SPANISH FORK, Utah (ABC4) – You’ve probably heard the term “second chance prom,” but what about a second chance homecoming?

Well, that’s exactly what students at a Spanish Fork charter school are getting Saturday night.

Katina Stephens is an alum of American Leadership Academy and runs a makeup business in Spanish Fork. Her business is one of the many stepping up to put on this “Homecoming 2.0.”

She says she wanted to do something to lift the spirits of students who felt let down, while making sure her alma mater was shown in a positive light.

What was supposed to be a special evening for a group of high school students at their homecoming dance turned into what could be called an emotionally traumatizing experience.

But nearly two weeks later, those students will get the homecoming experience they were hoping for in the first place.

The “make-up dance” is being spearheaded by Katina Stephens, who says planning the event started with a conversation with the school’s homecoming queen.

“She added to me to a group chat with some other parents and it kind of snowballed from there,” says Stephens.

Her company, “Makeup by Katina,” was able to foot the bill to secure a venue, date and time at Emerald Eve Event Center in Salem.

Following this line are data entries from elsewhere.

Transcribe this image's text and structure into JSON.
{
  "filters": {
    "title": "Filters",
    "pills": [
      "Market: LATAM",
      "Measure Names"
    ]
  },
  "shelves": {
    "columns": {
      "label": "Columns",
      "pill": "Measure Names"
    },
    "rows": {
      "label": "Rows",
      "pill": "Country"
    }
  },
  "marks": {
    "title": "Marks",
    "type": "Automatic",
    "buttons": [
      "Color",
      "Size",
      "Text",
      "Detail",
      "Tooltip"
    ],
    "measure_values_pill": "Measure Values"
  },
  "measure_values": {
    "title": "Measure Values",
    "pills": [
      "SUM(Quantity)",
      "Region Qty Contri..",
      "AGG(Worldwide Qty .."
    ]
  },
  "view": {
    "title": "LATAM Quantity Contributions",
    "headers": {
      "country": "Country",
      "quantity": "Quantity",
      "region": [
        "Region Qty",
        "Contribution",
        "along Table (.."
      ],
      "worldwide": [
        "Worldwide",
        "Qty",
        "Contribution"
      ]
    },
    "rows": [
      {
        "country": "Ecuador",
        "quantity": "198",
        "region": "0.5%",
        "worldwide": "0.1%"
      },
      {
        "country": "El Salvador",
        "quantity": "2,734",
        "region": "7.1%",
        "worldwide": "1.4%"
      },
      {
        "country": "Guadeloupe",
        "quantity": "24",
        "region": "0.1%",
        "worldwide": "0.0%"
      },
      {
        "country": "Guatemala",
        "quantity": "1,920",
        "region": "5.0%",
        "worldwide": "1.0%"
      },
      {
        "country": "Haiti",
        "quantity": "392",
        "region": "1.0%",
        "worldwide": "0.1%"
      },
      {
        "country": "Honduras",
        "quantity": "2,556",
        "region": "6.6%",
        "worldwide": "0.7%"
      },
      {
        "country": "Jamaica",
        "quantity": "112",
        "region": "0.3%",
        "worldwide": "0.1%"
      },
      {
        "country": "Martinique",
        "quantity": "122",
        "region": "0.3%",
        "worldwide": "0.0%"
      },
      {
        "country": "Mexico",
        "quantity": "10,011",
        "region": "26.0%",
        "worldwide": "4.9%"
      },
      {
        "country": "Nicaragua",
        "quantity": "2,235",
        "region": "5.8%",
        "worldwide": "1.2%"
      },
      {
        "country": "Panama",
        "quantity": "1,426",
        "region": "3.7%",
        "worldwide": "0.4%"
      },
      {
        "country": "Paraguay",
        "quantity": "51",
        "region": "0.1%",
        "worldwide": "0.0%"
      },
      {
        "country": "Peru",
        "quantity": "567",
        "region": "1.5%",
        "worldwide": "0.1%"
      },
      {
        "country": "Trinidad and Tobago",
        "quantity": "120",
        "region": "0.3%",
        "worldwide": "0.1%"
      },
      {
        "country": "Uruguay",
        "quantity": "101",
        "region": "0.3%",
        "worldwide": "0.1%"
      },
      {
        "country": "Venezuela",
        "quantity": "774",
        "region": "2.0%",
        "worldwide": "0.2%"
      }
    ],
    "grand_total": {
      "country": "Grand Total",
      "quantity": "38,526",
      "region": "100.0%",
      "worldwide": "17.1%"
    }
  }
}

Stephens says several parents also chipped in to help, as well as a local DJ and photographer offering up their services.

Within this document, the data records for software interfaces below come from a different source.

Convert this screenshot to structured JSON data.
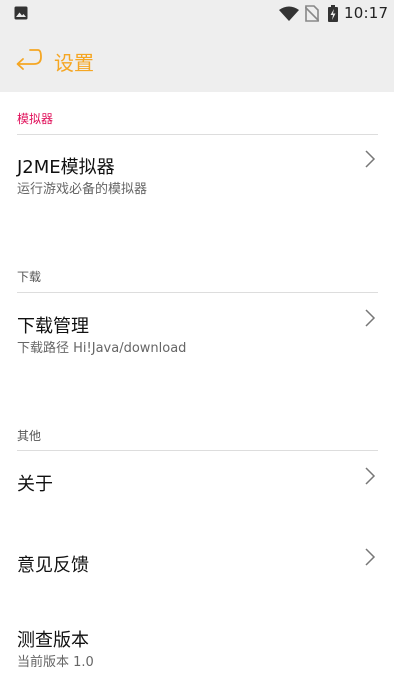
{
  "status_bar": {
    "time": "10:17",
    "icons": [
      "photo-icon",
      "wifi-icon",
      "no-sim-icon",
      "battery-icon"
    ]
  },
  "app_bar": {
    "title": "设置",
    "back_icon": "back-arrow-icon",
    "accent_color": "#f5a623"
  },
  "sections": [
    {
      "header": "模拟器",
      "header_color": "#e0105a",
      "items": [
        {
          "title": "J2ME模拟器",
          "subtitle": "运行游戏必备的模拟器",
          "chevron": true
        }
      ]
    },
    {
      "header": "下载",
      "header_color": "#555555",
      "items": [
        {
          "title": "下载管理",
          "subtitle": "下载路径 Hi!Java/download",
          "chevron": true
        }
      ]
    },
    {
      "header": "其他",
      "header_color": "#555555",
      "items": [
        {
          "title": "关于",
          "chevron": true
        },
        {
          "title": "意见反馈",
          "chevron": true
        },
        {
          "title": "测查版本",
          "subtitle": "当前版本 1.0",
          "chevron": false
        }
      ]
    }
  ]
}
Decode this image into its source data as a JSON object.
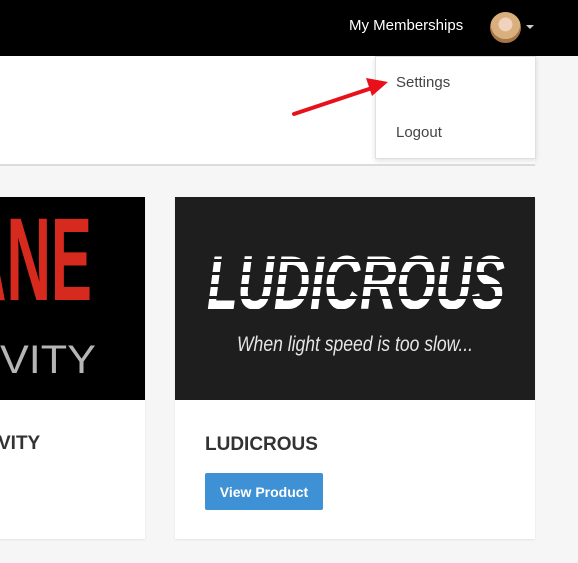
{
  "header": {
    "nav_link": "My Memberships",
    "avatar_icon": "user-avatar"
  },
  "dropdown": {
    "items": [
      {
        "label": "Settings"
      },
      {
        "label": "Logout"
      }
    ]
  },
  "annotation": {
    "arrow_color": "#e8101b"
  },
  "products": [
    {
      "title": "VITY",
      "image_text_top": "ANE",
      "image_text_bottom": "IVITY"
    },
    {
      "title": "LUDICROUS",
      "image_logo": "LUDICROUS",
      "image_tagline": "When light speed is too slow...",
      "button_label": "View Product"
    }
  ],
  "colors": {
    "topbar": "#000000",
    "button": "#3e91d4",
    "page_bg": "#f6f6f6"
  }
}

Students claim the administration turned away over 60 girls from their homecoming dance on September 24th because of dress code violations.

Days after the incident, amid controversy, the school released a statement saying that after they reviewed footage from the event, around 14 girls had been turned away.

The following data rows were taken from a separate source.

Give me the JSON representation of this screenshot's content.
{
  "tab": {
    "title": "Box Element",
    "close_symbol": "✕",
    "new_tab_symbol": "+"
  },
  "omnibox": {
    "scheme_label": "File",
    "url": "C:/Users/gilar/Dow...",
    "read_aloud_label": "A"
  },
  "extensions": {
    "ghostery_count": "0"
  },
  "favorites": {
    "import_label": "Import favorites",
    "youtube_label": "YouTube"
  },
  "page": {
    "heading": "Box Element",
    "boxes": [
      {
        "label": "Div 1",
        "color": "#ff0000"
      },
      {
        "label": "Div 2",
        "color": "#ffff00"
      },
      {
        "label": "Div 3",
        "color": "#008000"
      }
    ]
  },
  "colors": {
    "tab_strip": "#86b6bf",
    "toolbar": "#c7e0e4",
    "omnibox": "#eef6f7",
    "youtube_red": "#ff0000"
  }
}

Stephens believes this may have arisen from a simple misunderstanding of what the dress code rules are.

“It would really be a smart move for students and administration to come together and lay out a very clear understanding of what is and isn’t acceptable,” Stephens says.

In our previous report, American Leadership Academy officials say students attending the dance knew dress code requirements prior to purchasing their tickets.

However, the school did offer an apology to those students who may have felt embarrassed or humiliated.

Senior Isabella Irvine, who attended the dance but was later asked to leave, spoke to ABC4 after the incident, saying, “It’s embarrassing, I was like ‘why am I being asked to leave right now when I paid to be here? You let me in first so why is a problem there later?”

Stephens says her hope is this make-up dance will serve as a way to lift the spirits of the students at her former school: “I want all of the students there to know they are beautiful; they have nothing to be ashamed of and don’t let anyone else dull your shine.”

ABC4 reached out to American Leadership Academy for an updated response but didn’t hear back.

Stephens is under the impression that the school is somewhat supportive of the make-up dance, and says they expect about 200 students to attend.